_Brief_. Type out the listing again, exactly, with every line included.

_Extracted information_.

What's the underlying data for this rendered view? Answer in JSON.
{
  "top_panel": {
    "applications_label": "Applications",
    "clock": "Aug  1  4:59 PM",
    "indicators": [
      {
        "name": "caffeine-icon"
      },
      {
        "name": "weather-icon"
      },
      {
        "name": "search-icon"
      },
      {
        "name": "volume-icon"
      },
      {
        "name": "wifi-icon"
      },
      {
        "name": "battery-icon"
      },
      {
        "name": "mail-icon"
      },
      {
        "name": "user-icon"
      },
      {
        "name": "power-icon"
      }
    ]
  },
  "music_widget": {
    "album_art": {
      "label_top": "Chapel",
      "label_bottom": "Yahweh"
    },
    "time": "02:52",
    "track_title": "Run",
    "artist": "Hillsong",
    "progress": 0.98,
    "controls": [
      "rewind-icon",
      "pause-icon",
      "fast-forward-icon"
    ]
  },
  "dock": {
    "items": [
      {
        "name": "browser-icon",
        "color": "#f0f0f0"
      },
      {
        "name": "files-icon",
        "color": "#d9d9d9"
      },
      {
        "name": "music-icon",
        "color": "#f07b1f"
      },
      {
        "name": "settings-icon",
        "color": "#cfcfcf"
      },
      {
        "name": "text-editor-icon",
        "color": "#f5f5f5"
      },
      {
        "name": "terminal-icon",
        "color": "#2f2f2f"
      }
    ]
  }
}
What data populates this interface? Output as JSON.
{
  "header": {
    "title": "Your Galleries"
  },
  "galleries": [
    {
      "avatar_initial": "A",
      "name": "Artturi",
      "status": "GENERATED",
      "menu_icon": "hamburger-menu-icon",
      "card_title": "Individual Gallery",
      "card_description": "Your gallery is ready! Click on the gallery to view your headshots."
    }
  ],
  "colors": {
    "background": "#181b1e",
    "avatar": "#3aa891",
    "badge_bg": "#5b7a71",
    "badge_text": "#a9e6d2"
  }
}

_Result of this exercise_.
What's the underlying data for this rendered view? Answer in JSON.
{
  "top_panel": {
    "applications_label": "Applications",
    "clock": "Aug  1  4:59 PM",
    "indicators": [
      {
        "name": "caffeine-icon"
      },
      {
        "name": "weather-icon"
      },
      {
        "name": "search-icon"
      },
      {
        "name": "volume-icon"
      },
      {
        "name": "wifi-icon"
      },
      {
        "name": "battery-icon"
      },
      {
        "name": "mail-icon"
      },
      {
        "name": "user-icon"
      },
      {
        "name": "power-icon"
      }
    ]
  },
  "music_widget": {
    "album_art": {
      "label_top": "Chapel",
      "label_bottom": "Yahweh"
    },
    "time": "02:52",
    "track_title": "Run",
    "artist": "Hillsong",
    "progress": 0.98,
    "controls": [
      "rewind-icon",
      "pause-icon",
      "fast-forward-icon"
    ]
  },
  "dock": {
    "items": [
      {
        "name": "browser-icon",
        "color": "#f0f0f0"
      },
      {
        "name": "files-icon",
        "color": "#d9d9d9"
      },
      {
        "name": "music-icon",
        "color": "#f07b1f"
      },
      {
        "name": "settings-icon",
        "color": "#cfcfcf"
      },
      {
        "name": "text-editor-icon",
        "color": "#f5f5f5"
      },
      {
        "name": "terminal-icon",
        "color": "#2f2f2f"
      }
    ]
  }
}
What data populates this interface? Output as JSON.
{
  "header": {
    "title": "Your Galleries"
  },
  "galleries": [
    {
      "avatar_initial": "A",
      "name": "Artturi",
      "status": "GENERATED",
      "menu_icon": "hamburger-menu-icon",
      "card_title": "Individual Gallery",
      "card_description": "Your gallery is ready! Click on the gallery to view your headshots."
    }
  ],
  "colors": {
    "background": "#181b1e",
    "avatar": "#3aa891",
    "badge_bg": "#5b7a71",
    "badge_text": "#a9e6d2"
  }
}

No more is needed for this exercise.